▶ RECORDS FOR THE EXERCISE
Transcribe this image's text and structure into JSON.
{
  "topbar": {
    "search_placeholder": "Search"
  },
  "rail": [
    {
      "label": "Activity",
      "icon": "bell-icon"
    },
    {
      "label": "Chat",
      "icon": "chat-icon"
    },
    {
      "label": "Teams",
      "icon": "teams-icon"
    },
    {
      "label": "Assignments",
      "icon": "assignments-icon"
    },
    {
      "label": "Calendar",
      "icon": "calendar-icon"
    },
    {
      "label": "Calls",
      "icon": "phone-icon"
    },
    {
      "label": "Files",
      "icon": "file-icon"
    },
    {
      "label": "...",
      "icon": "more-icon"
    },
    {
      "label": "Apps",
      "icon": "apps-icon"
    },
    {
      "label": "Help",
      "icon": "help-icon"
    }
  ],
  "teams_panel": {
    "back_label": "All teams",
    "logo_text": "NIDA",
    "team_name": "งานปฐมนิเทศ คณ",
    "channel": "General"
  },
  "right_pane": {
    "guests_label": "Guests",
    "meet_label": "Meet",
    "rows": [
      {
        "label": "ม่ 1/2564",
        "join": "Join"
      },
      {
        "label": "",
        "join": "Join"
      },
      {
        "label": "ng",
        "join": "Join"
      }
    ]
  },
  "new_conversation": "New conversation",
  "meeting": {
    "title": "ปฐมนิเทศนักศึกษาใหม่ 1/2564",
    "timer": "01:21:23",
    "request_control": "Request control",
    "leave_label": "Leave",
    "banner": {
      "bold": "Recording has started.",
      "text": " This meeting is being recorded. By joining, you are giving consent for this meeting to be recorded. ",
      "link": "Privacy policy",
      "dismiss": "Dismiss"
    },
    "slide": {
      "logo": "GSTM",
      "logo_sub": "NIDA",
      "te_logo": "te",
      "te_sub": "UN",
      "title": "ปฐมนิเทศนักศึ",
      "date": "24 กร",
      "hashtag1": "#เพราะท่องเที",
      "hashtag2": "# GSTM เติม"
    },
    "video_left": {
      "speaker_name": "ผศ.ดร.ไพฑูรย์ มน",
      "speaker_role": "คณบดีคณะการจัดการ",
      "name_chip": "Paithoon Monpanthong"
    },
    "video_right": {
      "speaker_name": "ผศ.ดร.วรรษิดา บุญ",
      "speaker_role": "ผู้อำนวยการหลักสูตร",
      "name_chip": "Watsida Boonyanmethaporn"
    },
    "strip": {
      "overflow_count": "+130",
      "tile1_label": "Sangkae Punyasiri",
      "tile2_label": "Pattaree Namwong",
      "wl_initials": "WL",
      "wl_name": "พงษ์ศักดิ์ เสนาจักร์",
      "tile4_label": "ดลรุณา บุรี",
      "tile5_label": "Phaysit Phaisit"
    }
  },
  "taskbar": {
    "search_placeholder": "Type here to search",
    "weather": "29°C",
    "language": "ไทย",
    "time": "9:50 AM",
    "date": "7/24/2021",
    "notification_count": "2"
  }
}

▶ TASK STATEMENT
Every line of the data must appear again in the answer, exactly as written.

▶ EXPECTED ANSWER
Transcribe this image's text and structure into JSON.
{
  "topbar": {
    "search_placeholder": "Search"
  },
  "rail": [
    {
      "label": "Activity",
      "icon": "bell-icon"
    },
    {
      "label": "Chat",
      "icon": "chat-icon"
    },
    {
      "label": "Teams",
      "icon": "teams-icon"
    },
    {
      "label": "Assignments",
      "icon": "assignments-icon"
    },
    {
      "label": "Calendar",
      "icon": "calendar-icon"
    },
    {
      "label": "Calls",
      "icon": "phone-icon"
    },
    {
      "label": "Files",
      "icon": "file-icon"
    },
    {
      "label": "...",
      "icon": "more-icon"
    },
    {
      "label": "Apps",
      "icon": "apps-icon"
    },
    {
      "label": "Help",
      "icon": "help-icon"
    }
  ],
  "teams_panel": {
    "back_label": "All teams",
    "logo_text": "NIDA",
    "team_name": "งานปฐมนิเทศ คณ",
    "channel": "General"
  },
  "right_pane": {
    "guests_label": "Guests",
    "meet_label": "Meet",
    "rows": [
      {
        "label": "ม่ 1/2564",
        "join": "Join"
      },
      {
        "label": "",
        "join": "Join"
      },
      {
        "label": "ng",
        "join": "Join"
      }
    ]
  },
  "new_conversation": "New conversation",
  "meeting": {
    "title": "ปฐมนิเทศนักศึกษาใหม่ 1/2564",
    "timer": "01:21:23",
    "request_control": "Request control",
    "leave_label": "Leave",
    "banner": {
      "bold": "Recording has started.",
      "text": " This meeting is being recorded. By joining, you are giving consent for this meeting to be recorded. ",
      "link": "Privacy policy",
      "dismiss": "Dismiss"
    },
    "slide": {
      "logo": "GSTM",
      "logo_sub": "NIDA",
      "te_logo": "te",
      "te_sub": "UN",
      "title": "ปฐมนิเทศนักศึ",
      "date": "24 กร",
      "hashtag1": "#เพราะท่องเที",
      "hashtag2": "# GSTM เติม"
    },
    "video_left": {
      "speaker_name": "ผศ.ดร.ไพฑูรย์ มน",
      "speaker_role": "คณบดีคณะการจัดการ",
      "name_chip": "Paithoon Monpanthong"
    },
    "video_right": {
      "speaker_name": "ผศ.ดร.วรรษิดา บุญ",
      "speaker_role": "ผู้อำนวยการหลักสูตร",
      "name_chip": "Watsida Boonyanmethaporn"
    },
    "strip": {
      "overflow_count": "+130",
      "tile1_label": "Sangkae Punyasiri",
      "tile2_label": "Pattaree Namwong",
      "wl_initials": "WL",
      "wl_name": "พงษ์ศักดิ์ เสนาจักร์",
      "tile4_label": "ดลรุณา บุรี",
      "tile5_label": "Phaysit Phaisit"
    }
  },
  "taskbar": {
    "search_placeholder": "Type here to search",
    "weather": "29°C",
    "language": "ไทย",
    "time": "9:50 AM",
    "date": "7/24/2021",
    "notification_count": "2"
  }
}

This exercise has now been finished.